(ABOUT THIS TASK): All lines holding the word "cantik" in the listing below need to be copied.

(DATA):
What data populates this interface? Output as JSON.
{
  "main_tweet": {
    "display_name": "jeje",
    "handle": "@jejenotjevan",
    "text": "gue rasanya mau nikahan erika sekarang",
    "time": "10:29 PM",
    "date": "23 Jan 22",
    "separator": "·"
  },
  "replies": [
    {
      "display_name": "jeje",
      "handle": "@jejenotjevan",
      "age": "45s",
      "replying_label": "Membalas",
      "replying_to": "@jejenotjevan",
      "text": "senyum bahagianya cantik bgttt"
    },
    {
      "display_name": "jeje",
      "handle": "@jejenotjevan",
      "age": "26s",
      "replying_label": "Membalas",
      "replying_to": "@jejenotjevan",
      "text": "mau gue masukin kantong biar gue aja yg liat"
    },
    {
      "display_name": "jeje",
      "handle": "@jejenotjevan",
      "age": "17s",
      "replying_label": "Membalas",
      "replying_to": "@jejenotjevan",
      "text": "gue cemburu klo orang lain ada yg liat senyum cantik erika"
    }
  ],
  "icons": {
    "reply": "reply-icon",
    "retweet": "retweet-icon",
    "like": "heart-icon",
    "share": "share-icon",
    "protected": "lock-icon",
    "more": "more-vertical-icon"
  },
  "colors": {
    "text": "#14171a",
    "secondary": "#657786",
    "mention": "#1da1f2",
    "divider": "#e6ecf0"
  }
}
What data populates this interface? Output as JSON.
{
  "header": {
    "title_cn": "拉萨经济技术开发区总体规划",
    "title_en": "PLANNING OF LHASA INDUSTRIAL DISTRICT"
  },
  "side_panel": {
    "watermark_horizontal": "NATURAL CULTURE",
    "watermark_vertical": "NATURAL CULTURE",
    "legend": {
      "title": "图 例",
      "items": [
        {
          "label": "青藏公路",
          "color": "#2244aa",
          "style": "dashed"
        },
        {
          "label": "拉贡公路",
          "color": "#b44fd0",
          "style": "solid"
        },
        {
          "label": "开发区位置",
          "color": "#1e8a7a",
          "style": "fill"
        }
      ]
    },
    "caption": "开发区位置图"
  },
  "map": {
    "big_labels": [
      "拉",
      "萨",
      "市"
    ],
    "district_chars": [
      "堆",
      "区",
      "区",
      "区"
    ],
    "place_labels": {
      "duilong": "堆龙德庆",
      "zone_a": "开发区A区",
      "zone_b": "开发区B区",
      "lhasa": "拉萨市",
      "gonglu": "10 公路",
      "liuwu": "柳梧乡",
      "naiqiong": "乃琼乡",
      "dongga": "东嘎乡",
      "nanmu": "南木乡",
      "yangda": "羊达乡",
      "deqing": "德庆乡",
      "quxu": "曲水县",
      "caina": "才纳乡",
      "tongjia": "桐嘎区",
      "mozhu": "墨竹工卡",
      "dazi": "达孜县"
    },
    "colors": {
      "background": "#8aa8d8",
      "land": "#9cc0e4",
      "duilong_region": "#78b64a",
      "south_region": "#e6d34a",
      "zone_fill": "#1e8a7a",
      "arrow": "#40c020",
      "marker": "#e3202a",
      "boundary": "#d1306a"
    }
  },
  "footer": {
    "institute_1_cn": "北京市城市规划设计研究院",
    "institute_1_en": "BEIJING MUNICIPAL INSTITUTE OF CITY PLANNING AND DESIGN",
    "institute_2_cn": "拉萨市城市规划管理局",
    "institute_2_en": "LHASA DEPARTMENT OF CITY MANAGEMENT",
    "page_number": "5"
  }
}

(WRITTEN SOLUTION):
      "text": "senyum bahagianya cantik bgttt"
      "text": "gue cemburu klo orang lain ada yg liat senyum cantik erika"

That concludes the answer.